- The St. Johns River Water Management District received a consumptive use permit (CUP) application for Sleepy Creek Lands (formerly known as Adena Springs Ranch) for a new groundwater withdrawal of 13 million gallons of water per day (mgd) for irrigation of improved pasture and other crops, and watering of cattle.
- Since the initial application in 2011, Sleepy Creek significantly amended its water withdrawal request in both amount and geographic scope, and made its request over two permit sequences (2-083-91926-3 and 2-083-91926-4).
During the permit application process, the name of the project was changed from Adena Springs Ranch to Sleepy Creek North and East Tracts. The second permit modification request converted the pending application number from 129419-1 to 91926-4.
An environmental resource permit (ERP) was issued to construct a stormwater management system to address potential water quality issues, including additional water quality treatment through the establishment of vegetated upland buffers, retention berms, redistribution swales and the implementation of other conservation practices.
Q: How much water is the District recommending be allocated?
A: The district is recommending for approval the allocation of an additional 1.22 mgd for a total of 2.68 mgd from 2017 through 2023, but requires a reduction to 1.46 mgd for years 2024 through 2034.
Q: Why/how was a new model developed?
A: The district regularly updates its regional groundwater flow models as new hydraulic and hydrogeologic information becomes available. The current version of the Northern District Groundwater Flow Model Version 5.0 was created in partnership with the Southwest Florida Water Management District. The model is used to estimate potential impacts on local and regional groundwater levels and flows.
Q: How will withdrawals affect nearby springs?
A: Based on modeling simulations, the district does not anticipate withdrawals will pose harmful hydrologic alterations to water resources in the area, including wetlands and springs. The applicant’s proposed use of water was found to be a reasonable-beneficial use, will not interfere with any existing legal use of water and is consistent with the public interest.
Q: What steps will be taken to minimize environmental impact nutrients/run off?
A: The applicant has provided reasonable assurance that there will not be a water quality impact. Additional water quality treatment activities include the establishment of vegetated upland buffers, retention berms, redistribution swales, and other conservation and best management practices. These activities are approved by environmental resource permit (IND-083-130588-4).

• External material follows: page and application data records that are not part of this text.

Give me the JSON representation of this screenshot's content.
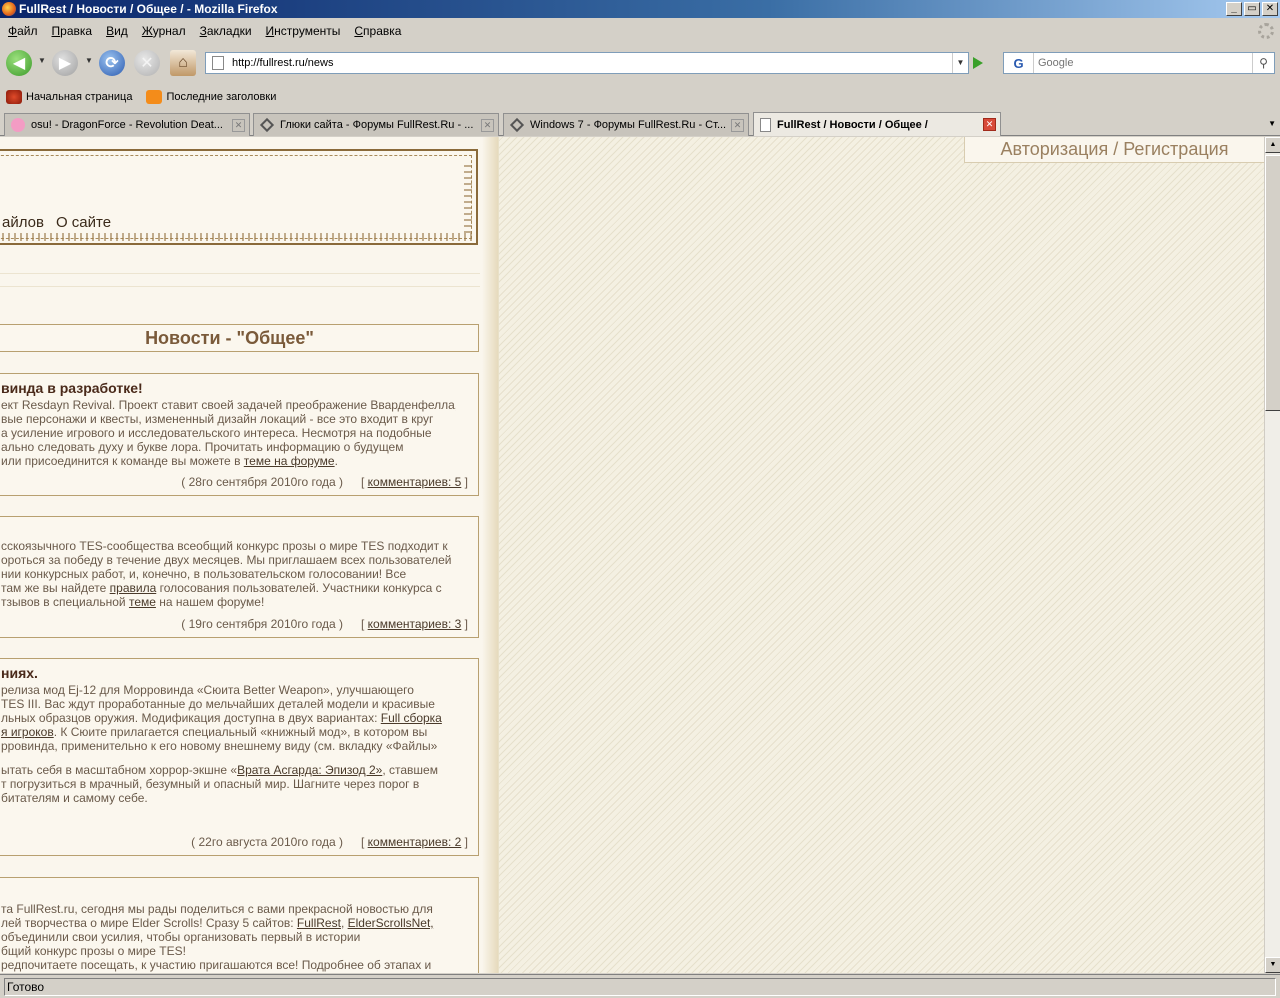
{
  "window": {
    "title": "FullRest / Новости / Общее / - Mozilla Firefox",
    "min_label": "_",
    "max_label": "▭",
    "close_label": "✕"
  },
  "menu": [
    "Файл",
    "Правка",
    "Вид",
    "Журнал",
    "Закладки",
    "Инструменты",
    "Справка"
  ],
  "nav": {
    "url": "http://fullrest.ru/news",
    "search_placeholder": "Google",
    "search_engine_glyph": "G"
  },
  "bookmarks": [
    "Начальная страница",
    "Последние заголовки"
  ],
  "tabs": [
    {
      "label": "osu! - DragonForce - Revolution Deat..."
    },
    {
      "label": "Глюки сайта - Форумы FullRest.Ru - ..."
    },
    {
      "label": "Windows 7 - Форумы FullRest.Ru - Ст..."
    },
    {
      "label": "FullRest / Новости / Общее /"
    }
  ],
  "page": {
    "auth_label": "Авторизация / Регистрация",
    "topnav": [
      "айлов",
      "О сайте"
    ],
    "section_title": "Новости - \"Общее\"",
    "news": [
      {
        "title": "винда в разработке!",
        "lines": [
          "ект Resdayn Revival. Проект ставит своей задачей преображение Вварденфелла,",
          "вые персонажи и квесты, измененный дизайн локаций - все это входит в круг",
          "а усиление игрового и исследовательского интереса. Несмотря на подобные",
          "ально следовать духу и букве лора. Прочитать информацию о будущем"
        ],
        "last_line_pre": "или присоединится к команде вы можете в ",
        "last_link": "теме на форуме",
        "last_line_post": ".",
        "date": "( 28го сентября 2010го года )",
        "comments": "комментариев: 5"
      },
      {
        "lines": [
          "сскоязычного TES-сообщества всеобщий конкурс прозы о мире TES подходит к",
          "ороться за победу в течение двух месяцев. Мы приглашаем всех пользователей",
          "нии конкурсных работ, и, конечно, в пользовательском голосовании! Все"
        ],
        "l4_pre": "там же вы найдете ",
        "l4_link": "правила",
        "l4_post": " голосования пользователей. Участники конкурса с",
        "l5_pre": "тзывов в специальной ",
        "l5_link": "теме",
        "l5_post": " на нашем форуме!",
        "date": "( 19го сентября 2010го года )",
        "comments": "комментариев: 3"
      },
      {
        "title": "ниях.",
        "l1": "релиза мод Ej-12 для Морровинда «Сюита Better Weapon», улучшающего",
        "l2": "TES III. Вас ждут проработанные до мельчайших деталей модели и красивые",
        "l3_pre": "льных образцов оружия. Модификация доступна в двух вариантах: ",
        "l3_link": "Full сборка",
        "l4_link": "я игроков",
        "l4_post": ". К Сюите прилагается специальный «книжный мод», в котором вы",
        "l5": "рровинда, применительно к его новому внешнему виду (см. вкладку «Файлы»",
        "p2_l1_pre": "ытать себя в масштабном хоррор-экшне «",
        "p2_l1_link": "Врата Асгарда: Эпизод 2»",
        "p2_l1_post": ", ставшем",
        "p2_l2": "т погрузиться в мрачный, безумный и опасный мир. Шагните через порог в",
        "p2_l3": "битателям и самому себе.",
        "date": "( 22го августа 2010го года )",
        "comments": "комментариев: 2"
      },
      {
        "l1": "та FullRest.ru, сегодня мы рады поделиться с вами прекрасной новостью для",
        "l2_pre": "лей творчества о мире Elder Scrolls! Сразу 5 сайтов: ",
        "l2_link1": "FullRest",
        "l2_sep": ", ",
        "l2_link2": "ElderScrollsNet,",
        "l3": " объединили свои усилия, чтобы организовать первый в истории",
        "l4": "бщий конкурс прозы о мире TES!",
        "l5": "редпочитаете посещать, к участию пригашаются все! Подробнее об этапах и"
      }
    ]
  },
  "status": "Готово"
}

Q: What measures will the applicant take related to water conservation?
A: The applicant has submitted a water conservation plan for their operations. The plan includes proposed installation of high efficiency irrigation system, water audits, rainfall shutoff sensors, on-site weather station, use of a professional water conservation consultant, daily maintenance inspections and other measures.
Q: If approved, can the permit be modified if the land or business is sold?
A: A permit modification requires board and/or district approval. A permit modification is required if there is a change in duration, allocation, permitted use type, type or number of withdrawal points, or water sources. Transfer of a permit from one owner to another, that does not change use or duration, does not require a modification.
Q: What are the next steps?
A: After the district completed its review of Sleepy Creek Lands, LLC’s application 2-083-91926-4, a petition for a formal administrative hearing was filed objecting to approval of the application. The petition was referred to the Division of Administrative Hearings, where an administrative law judge will conduct a hearing and submit a recommended order to the district. After receiving that order, the Governing Board will then consider the judge’s recommendation and vote to approve or deny the permit application.